The conference ‘Disposal of radioactive wastes in seabed sediments’ was organized by the Society for Underwater Technology to renew the potential of certain seabed sediments to provide a long-term containment for radioactive wastes The conference marked the end of an extensive international research programme that addressed the feasibility of deep ocean disposal of heat-generating radoactive waste (HGW), and its objectives were to assess
what has been learned about the properties and nature of the sediments of the deep ocean,
the merits and dements of the conceptual techniques that have been developed to dispose of waste, and
whether what has been learned about deep ocean disposal has any relevance to other areas of marine science.
This chapter introduces the subject matter of the conference in the framework of the international research programme and discusses what has been learned about the role of the sediment barrier
Certain areas of the deep ocean offer a number of potential advantages for the containment of hazardous wastes, such as low levels of biological activity, no known mineral or hydrocarbon resources, stability on a geological time-scale and emoteness from humanity.
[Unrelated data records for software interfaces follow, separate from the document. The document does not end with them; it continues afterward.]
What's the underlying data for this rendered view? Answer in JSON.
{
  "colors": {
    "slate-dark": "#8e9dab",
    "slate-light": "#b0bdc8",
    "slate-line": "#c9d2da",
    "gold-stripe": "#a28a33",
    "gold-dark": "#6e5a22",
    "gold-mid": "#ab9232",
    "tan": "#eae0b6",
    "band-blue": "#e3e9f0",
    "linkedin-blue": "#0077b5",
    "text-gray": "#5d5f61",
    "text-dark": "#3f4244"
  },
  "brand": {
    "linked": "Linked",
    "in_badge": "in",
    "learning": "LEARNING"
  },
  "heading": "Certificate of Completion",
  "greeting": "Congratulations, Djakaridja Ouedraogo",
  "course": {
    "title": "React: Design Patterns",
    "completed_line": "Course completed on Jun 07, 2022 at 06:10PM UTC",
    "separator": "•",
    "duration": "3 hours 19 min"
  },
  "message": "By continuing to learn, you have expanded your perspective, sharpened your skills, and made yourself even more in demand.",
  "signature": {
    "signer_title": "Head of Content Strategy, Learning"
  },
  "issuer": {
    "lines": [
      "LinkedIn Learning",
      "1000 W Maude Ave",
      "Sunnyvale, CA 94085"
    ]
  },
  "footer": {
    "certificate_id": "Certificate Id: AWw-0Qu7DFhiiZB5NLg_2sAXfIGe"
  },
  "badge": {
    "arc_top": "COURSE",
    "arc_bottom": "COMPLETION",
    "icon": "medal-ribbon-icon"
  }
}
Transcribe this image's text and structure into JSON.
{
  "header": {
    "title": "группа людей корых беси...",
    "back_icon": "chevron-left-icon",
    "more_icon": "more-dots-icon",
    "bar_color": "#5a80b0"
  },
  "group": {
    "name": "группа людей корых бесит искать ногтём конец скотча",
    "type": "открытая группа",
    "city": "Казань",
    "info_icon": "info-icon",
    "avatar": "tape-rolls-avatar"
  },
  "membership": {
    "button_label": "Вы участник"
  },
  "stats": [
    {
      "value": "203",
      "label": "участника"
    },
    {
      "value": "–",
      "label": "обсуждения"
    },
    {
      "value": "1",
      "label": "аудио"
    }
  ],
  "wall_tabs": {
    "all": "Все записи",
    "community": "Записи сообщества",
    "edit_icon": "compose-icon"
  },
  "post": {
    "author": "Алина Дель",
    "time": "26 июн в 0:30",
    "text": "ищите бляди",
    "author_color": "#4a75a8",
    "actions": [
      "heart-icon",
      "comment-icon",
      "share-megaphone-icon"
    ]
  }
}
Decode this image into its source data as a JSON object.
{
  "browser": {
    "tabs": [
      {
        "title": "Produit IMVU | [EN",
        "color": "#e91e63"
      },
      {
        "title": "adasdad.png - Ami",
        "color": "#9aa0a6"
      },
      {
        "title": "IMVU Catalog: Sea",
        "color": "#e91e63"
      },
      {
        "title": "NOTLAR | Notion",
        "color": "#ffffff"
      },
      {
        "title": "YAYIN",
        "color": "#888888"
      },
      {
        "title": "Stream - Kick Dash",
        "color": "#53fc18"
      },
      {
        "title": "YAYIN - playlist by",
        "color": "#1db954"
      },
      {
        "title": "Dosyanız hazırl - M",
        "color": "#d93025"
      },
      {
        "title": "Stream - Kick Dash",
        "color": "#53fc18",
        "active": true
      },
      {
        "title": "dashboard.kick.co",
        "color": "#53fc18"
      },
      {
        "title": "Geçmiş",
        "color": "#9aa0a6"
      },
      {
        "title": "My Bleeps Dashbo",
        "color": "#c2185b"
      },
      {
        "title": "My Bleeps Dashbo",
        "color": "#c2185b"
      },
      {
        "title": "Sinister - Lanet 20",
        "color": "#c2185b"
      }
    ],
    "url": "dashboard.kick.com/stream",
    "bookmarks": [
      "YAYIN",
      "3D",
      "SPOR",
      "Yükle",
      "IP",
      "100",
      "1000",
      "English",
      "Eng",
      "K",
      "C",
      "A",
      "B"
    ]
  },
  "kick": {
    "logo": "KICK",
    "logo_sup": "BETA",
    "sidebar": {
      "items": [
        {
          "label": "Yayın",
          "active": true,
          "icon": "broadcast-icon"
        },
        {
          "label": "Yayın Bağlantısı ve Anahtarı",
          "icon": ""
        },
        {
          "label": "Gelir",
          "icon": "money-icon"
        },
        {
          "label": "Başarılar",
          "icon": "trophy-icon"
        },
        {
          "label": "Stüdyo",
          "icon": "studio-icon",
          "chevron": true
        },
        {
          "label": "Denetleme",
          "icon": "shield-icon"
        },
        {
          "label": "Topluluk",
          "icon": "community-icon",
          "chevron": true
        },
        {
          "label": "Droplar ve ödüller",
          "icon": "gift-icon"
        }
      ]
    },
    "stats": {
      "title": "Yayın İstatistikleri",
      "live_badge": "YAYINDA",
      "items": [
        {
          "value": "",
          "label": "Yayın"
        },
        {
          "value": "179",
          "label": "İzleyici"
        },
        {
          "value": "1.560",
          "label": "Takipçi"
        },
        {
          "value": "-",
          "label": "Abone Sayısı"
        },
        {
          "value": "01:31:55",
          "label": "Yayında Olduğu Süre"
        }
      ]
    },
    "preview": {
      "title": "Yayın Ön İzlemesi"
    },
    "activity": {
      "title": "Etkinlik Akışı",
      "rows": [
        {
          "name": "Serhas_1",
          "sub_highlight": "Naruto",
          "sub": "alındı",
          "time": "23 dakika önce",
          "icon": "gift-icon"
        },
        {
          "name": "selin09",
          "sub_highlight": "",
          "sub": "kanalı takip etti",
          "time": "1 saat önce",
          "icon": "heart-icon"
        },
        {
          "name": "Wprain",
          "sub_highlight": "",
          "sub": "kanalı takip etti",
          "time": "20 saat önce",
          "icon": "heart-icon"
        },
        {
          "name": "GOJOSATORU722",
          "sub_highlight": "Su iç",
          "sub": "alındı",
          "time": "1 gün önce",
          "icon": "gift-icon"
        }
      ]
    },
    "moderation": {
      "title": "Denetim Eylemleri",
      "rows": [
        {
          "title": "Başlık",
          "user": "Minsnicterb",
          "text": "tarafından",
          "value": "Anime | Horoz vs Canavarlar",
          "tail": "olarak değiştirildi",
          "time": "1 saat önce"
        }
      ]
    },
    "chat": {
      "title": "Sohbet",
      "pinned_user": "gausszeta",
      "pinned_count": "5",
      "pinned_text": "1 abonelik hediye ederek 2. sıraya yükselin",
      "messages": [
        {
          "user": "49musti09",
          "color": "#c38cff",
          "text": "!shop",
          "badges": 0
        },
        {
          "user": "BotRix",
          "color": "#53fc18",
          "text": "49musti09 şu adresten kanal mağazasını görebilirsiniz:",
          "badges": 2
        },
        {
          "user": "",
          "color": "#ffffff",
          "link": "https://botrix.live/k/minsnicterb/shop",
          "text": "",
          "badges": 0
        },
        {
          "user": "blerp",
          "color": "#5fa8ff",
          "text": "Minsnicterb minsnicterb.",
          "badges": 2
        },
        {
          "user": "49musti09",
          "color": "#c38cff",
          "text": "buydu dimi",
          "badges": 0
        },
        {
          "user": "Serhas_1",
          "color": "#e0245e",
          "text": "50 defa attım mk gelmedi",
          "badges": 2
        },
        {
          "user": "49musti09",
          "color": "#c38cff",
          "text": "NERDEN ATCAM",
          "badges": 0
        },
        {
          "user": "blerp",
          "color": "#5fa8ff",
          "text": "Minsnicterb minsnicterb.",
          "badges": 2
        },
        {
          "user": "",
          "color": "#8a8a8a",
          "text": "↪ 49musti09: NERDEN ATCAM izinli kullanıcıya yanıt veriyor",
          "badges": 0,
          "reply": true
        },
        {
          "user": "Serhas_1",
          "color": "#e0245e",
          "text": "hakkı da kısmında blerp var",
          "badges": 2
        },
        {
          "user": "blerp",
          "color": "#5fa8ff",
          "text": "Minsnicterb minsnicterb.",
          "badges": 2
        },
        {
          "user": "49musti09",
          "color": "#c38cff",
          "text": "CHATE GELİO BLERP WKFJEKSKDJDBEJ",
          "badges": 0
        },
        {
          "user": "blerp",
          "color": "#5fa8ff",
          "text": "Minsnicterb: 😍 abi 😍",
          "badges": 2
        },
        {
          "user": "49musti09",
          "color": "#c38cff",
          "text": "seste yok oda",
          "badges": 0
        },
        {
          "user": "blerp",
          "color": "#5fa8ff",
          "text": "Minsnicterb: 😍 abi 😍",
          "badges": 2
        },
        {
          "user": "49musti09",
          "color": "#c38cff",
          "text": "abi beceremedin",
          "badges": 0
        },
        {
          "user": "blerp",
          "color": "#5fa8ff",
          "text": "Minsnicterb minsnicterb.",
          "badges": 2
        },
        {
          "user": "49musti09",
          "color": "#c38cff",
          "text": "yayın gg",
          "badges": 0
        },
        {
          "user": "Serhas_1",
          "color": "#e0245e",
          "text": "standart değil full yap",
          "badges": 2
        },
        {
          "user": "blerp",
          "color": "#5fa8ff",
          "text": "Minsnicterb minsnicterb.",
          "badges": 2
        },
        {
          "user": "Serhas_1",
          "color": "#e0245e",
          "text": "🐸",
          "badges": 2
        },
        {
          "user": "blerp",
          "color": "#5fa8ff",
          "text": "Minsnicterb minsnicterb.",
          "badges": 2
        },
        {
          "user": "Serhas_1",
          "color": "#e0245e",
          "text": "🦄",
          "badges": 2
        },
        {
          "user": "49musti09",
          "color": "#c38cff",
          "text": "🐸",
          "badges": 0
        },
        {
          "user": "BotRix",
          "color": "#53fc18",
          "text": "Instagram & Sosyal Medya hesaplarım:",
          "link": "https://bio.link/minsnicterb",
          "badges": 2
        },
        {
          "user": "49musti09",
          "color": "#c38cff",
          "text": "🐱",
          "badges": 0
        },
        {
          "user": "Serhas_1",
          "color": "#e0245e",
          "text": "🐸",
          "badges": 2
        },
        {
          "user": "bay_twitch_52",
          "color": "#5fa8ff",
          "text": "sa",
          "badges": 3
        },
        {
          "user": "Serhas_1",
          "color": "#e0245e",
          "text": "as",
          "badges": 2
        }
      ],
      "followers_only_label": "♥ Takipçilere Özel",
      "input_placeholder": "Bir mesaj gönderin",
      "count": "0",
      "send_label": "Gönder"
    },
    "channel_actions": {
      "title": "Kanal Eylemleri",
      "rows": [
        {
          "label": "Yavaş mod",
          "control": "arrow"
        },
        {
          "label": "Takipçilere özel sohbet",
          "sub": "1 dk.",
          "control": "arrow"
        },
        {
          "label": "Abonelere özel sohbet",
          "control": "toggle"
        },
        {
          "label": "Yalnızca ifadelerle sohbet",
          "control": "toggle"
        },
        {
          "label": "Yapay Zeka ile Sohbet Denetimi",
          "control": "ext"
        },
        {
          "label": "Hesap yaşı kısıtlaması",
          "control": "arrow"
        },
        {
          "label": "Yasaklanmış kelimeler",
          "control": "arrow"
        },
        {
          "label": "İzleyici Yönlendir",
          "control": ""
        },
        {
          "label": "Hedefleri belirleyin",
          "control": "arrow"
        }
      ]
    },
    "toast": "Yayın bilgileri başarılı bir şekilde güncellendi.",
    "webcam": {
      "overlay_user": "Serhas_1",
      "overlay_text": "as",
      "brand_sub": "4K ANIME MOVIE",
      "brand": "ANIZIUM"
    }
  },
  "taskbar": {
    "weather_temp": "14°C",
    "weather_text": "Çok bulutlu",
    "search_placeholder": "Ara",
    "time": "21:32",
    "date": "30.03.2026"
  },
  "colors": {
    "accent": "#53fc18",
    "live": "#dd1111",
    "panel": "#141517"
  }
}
In addition, because of their ion sorbing capability and immobile pore waters, the sediments at these areas may provide an effective barrier for the containment of the long-lived rahonuclides present in high-level or heat-generating radioactive waste (HGW) on time-scales that extend far beyond those that can be provided by any engineered containment.
To assess these potential advantages and to determine whether suitable areas of the deep ocean could be identified, the Seabed Working Group (SWG) was set up in 1976 by the Nuclear Energy Agency (NEA) to co-ordinate research at an international level, this work involved a multi-disciplinary study of the sediments of the deep ocean in unprecedented detail Major technological advances in both laboratory and in situ testing have been necessary to study conceptual disposal techniques and to measure the required sediment parameters Moreover, the development of innovative theoretical models has been encouraged by the need to tackle new problems, such as the behaviour of a fast moving object impacting soft soils, and the effects of radiogenic heating on seabed sediments.
Many of the considerations relevant to ocean disposal of HGW may also be pertinent to the offshore disposal of low- and intermediate-level waste (LLW and ILW), and to the disposal of other hazardous or toxic wastes, for example, an offshore repository is one option that is being considered by the UK's Nuclear Industry Radioactive Waste Executive (NIREX) for the disposal of LLW and ILW.
The conference ‘Disposal of radioactive wastes in seabed sediments’ was organized by the Society for Underwater Technology to review the potential of certain seabed sediments to provide a long-term containment for radioactive wastes.